Record set START

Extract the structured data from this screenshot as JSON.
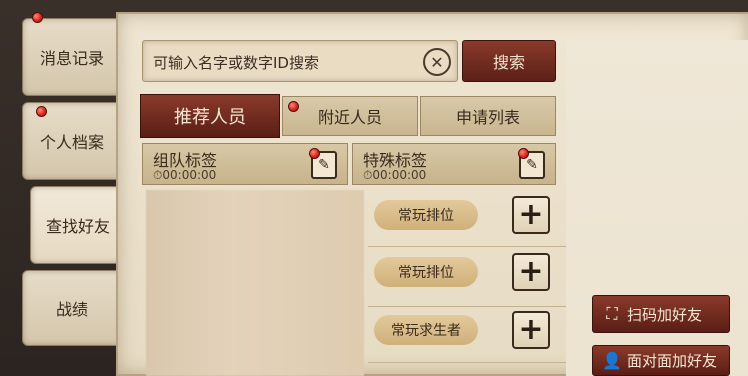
{
  "sidebar": {
    "items": [
      {
        "label": "消息记录"
      },
      {
        "label": "个人档案"
      },
      {
        "label": "查找好友"
      },
      {
        "label": "战绩"
      }
    ]
  },
  "search": {
    "placeholder": "可输入名字或数字ID搜索",
    "clear_icon": "✕",
    "button_label": "搜索"
  },
  "tabs": [
    {
      "label": "推荐人员"
    },
    {
      "label": "附近人员"
    },
    {
      "label": "申请列表"
    }
  ],
  "tags": {
    "team": {
      "title": "组队标签",
      "time": "00:00:00"
    },
    "special": {
      "title": "特殊标签",
      "time": "00:00:00"
    }
  },
  "list": {
    "rows": [
      {
        "tag": "常玩排位"
      },
      {
        "tag": "常玩排位"
      },
      {
        "tag": "常玩求生者"
      }
    ]
  },
  "actions": {
    "scan_label": "扫码加好友",
    "face_label": "面对面加好友"
  },
  "colors": {
    "accent": "#6e2a1e",
    "parchment": "#e9dfca",
    "notification": "#d8281e"
  }
}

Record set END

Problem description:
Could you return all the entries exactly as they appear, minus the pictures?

Exercise answer:
Extract the structured data from this screenshot as JSON.
{
  "sidebar": {
    "items": [
      {
        "label": "消息记录"
      },
      {
        "label": "个人档案"
      },
      {
        "label": "查找好友"
      },
      {
        "label": "战绩"
      }
    ]
  },
  "search": {
    "placeholder": "可输入名字或数字ID搜索",
    "clear_icon": "✕",
    "button_label": "搜索"
  },
  "tabs": [
    {
      "label": "推荐人员"
    },
    {
      "label": "附近人员"
    },
    {
      "label": "申请列表"
    }
  ],
  "tags": {
    "team": {
      "title": "组队标签",
      "time": "00:00:00"
    },
    "special": {
      "title": "特殊标签",
      "time": "00:00:00"
    }
  },
  "list": {
    "rows": [
      {
        "tag": "常玩排位"
      },
      {
        "tag": "常玩排位"
      },
      {
        "tag": "常玩求生者"
      }
    ]
  },
  "actions": {
    "scan_label": "扫码加好友",
    "face_label": "面对面加好友"
  },
  "colors": {
    "accent": "#6e2a1e",
    "parchment": "#e9dfca",
    "notification": "#d8281e"
  }
}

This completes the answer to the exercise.